Faith Works 5-24-14
To place a memorial
In the hymn "Come, Thou Fount of Every Blessing," there's a line that gets fixed in some newer hymnals.
The original words by Robert Robinson in 1758 included, in the second verse, "Here I raise my Ebenezer…"
Sometimes spelled out Eben-Ezer, the word – actually a phrase – in Hebrew means "stone of help." We hear of it in the Bible in I Samuel, where in the seventh chapter a memorial is set to help the people remember a victory in battle and the price paid to recover the Ark of the Covenant from the Philistines.
Samuel wants the people to remember what God has done for them, and so he sets a stone upright, and gives the place a name. An Eben-ezer.
There was a precedent for this just after the people of Israel entered the promised land across the Jordan River, after the passing of Moses on Mount Nebo and under the leadership of Joshua. At a place called Gilgal, Joshua orders that from where the nation crossed the river, twelve stones for the twelve tribes be taken out of the river bed, and set up on the high ground beyond the crossing – a memorial place. A tool for remembering.
The line in the hymn gets changed both because we don't know the narrative of the Bible so well any more, even in church, and because people blink and look puzzled and ask what this song has to do with Scrooge (who probably knew where his first name came from, even if it was an archaic Puritan usage even in 1830s London). But the idea remains, and in truth is too common for us to think of as unusual.
Monday is Memorial Day. Many of us will go to places set apart, where stones have been carved and set up and blessed by prayer and processions. I will be offering up an invocation and benediction in the morning at Granville's Memorial Day observances, which have been held consistently since 1868 . . . which in this part of the world is a long time to persist in remembrance.
Maple Grove Cemetery began with Civil War committals as the historic Old Colony Burying Ground, started in 1805, was filling up. Some wander after the Memorial Day program, with bands playing and young people reciting "In Flanders Fields" and "The Gettysburg Address," just a few blocks west to the older, even quieter place of memorial and memory.
All over Licking County, veteran's honor guards and buglers will work to cover all the active cemeteries they can, even if it's no more than to fire a salute, play "Taps," and say a prayer. It is how we remember, in between the picnics and the parties which are also a part of the commemoration. Perhaps not all who attend them stop as long as some would like to remember the sacrifices made on battlefields and in encampments far from home, but I think it's also worth noting that for those who serve and they who "gave the last full measure of devotion," their desire was that their family and friends and descendants would someday be able to get back to joyful picnics and quiet evenings watching birds sing.

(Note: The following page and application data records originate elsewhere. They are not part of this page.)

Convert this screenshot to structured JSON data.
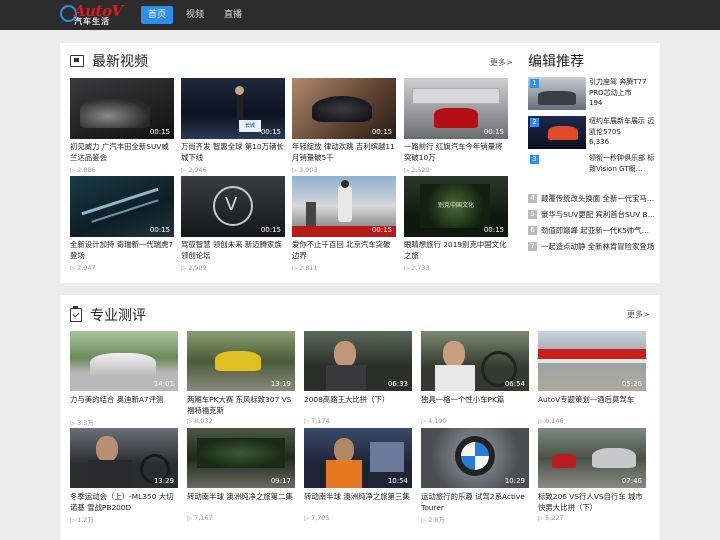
{
  "logo": {
    "text": "AutoV",
    "sub": "汽车生活"
  },
  "nav": [
    "首页",
    "视频",
    "直播"
  ],
  "latest": {
    "title": "最新视频",
    "more": "更多>",
    "items": [
      {
        "title": "初见威力 广汽丰田全新SUV威兰达品鉴会",
        "views": "▷ 2,886",
        "dur": "00:15"
      },
      {
        "title": "万尚齐发 智惠全球 第10万辆长城下线",
        "views": "▷ 2,946",
        "dur": "00:15"
      },
      {
        "title": "年轻绽放 律动欢跳 吉利缤越11月销量破5千",
        "views": "▷ 3,003",
        "dur": "00:15"
      },
      {
        "title": "一路前行 红旗汽车今年销量将突破10万",
        "views": "▷ 2,529",
        "dur": "00:15"
      },
      {
        "title": "全新设计加持 奇瑞新一代瑞虎7登场",
        "views": "▷ 2,947",
        "dur": "00:15"
      },
      {
        "title": "驾驭智慧 领创未来 新迈腾家族领创论坛",
        "views": "▷ 2,909",
        "dur": "00:15"
      },
      {
        "title": "爱你不止千百回 北京汽车突破边界",
        "views": "▷ 2,811",
        "dur": "00:15"
      },
      {
        "title": "眼睛想旅行 2019别克中国文化之旅",
        "views": "▷ 2,733",
        "dur": "00:15"
      }
    ]
  },
  "editor": {
    "title": "编辑推荐",
    "featured": [
      {
        "num": "1",
        "text": "引力座驾 奔腾T77 PRO芯动上市",
        "views": "194"
      },
      {
        "num": "2",
        "text": "纽约车展新车展示 迈凯伦570S",
        "views": "6,336"
      },
      {
        "num": "3",
        "text": "领衔一秒钟俱乐部 标致Vision GT概…",
        "views": ""
      }
    ],
    "ranked": [
      {
        "num": "4",
        "text": "颠覆传统改头换面 全新一代宝马…"
      },
      {
        "num": "5",
        "text": "豪华与SUV更配 宾利首台SUV B…"
      },
      {
        "num": "6",
        "text": "劲值即巅峰 起亚新一代K5帅气…"
      },
      {
        "num": "7",
        "text": "一起造点动静 全新林肯冒险家登场"
      }
    ]
  },
  "review": {
    "title": "专业测评",
    "more": "更多>",
    "items": [
      {
        "title": "力与美的结合 奥迪新A7评测",
        "views": "▷ 3.3万",
        "dur": "14:01"
      },
      {
        "title": "两厢车PK大赛 东风标致307 VS 福特福克斯",
        "views": "▷ 8,032",
        "dur": "13:19"
      },
      {
        "title": "2008高路王大比拼（下）",
        "views": "▷ 7,174",
        "dur": "06:33"
      },
      {
        "title": "独具一格一个性小车PK篇",
        "views": "▷ 4,190",
        "dur": "06:54"
      },
      {
        "title": "AutoV专题策划—酒后莫驾车",
        "views": "▷ 6,146",
        "dur": "05:26"
      },
      {
        "title": "冬季运动会（上）-ML350 大切诺基 雪战PB200D",
        "views": "▷ 1.2万",
        "dur": "13:29"
      },
      {
        "title": "转动南半球 澳洲纯净之旅第二集",
        "views": "▷ 7,167",
        "dur": "09:17"
      },
      {
        "title": "转动南半球 澳洲纯净之旅第三集",
        "views": "▷ 7,705",
        "dur": "10:54"
      },
      {
        "title": "运动旅行的乐趣 试驾2系Active Tourer",
        "views": "▷ 2.8万",
        "dur": "10:29"
      },
      {
        "title": "标致206 VS行人VS自行车 城市快男大比拼（下）",
        "views": "▷ 5,227",
        "dur": "07:46"
      }
    ]
  },
  "colors": {
    "accent": "#2b8ef0",
    "nav_bg": "#2c2c2c",
    "page_bg": "#ececec",
    "logo_red": "#d91c1c"
  }
}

The hazard, of course, is that if they died so that we could return to everyday life unafraid and undisturbed, then in the pleasures of the everyday we may forget how we got back here. Which is where Eben-Ezers come in, or memorial stones, or well-cared for cemeteries, or parades of Scouts carrying the Flag and musicians in step playing "The Stars and Stripes Forever."
That's what Joshua and Samuel and Lincoln and Mrs. Julia Pierpont had in mind, when they gave us Gilgal and Eben-Ezer and Gettysburg National Cemetery and a May observance at Richmond, Virginia's Hollywood Cemetery in 1866. That's why one of the young people at Maple Grove will read Gen. John A. Logan's "General Order Number 11" of 1868, which established a date at the end of May "for the purpose of strewing with flowers or otherwise decorating the graves of comrades who died in defense of their country."
We will celebrate, we will enjoy this weekend, but we will also remember. It requires some helps, some assists, some stones and markers, traditions and rituals. And we remember better together, so we will gather.
Jeff Gill is a writer, storyteller, and pastor in Licking County; tell him how you remember what should not be forgotten at email@example.com, or follow @Knapsack on Twitter.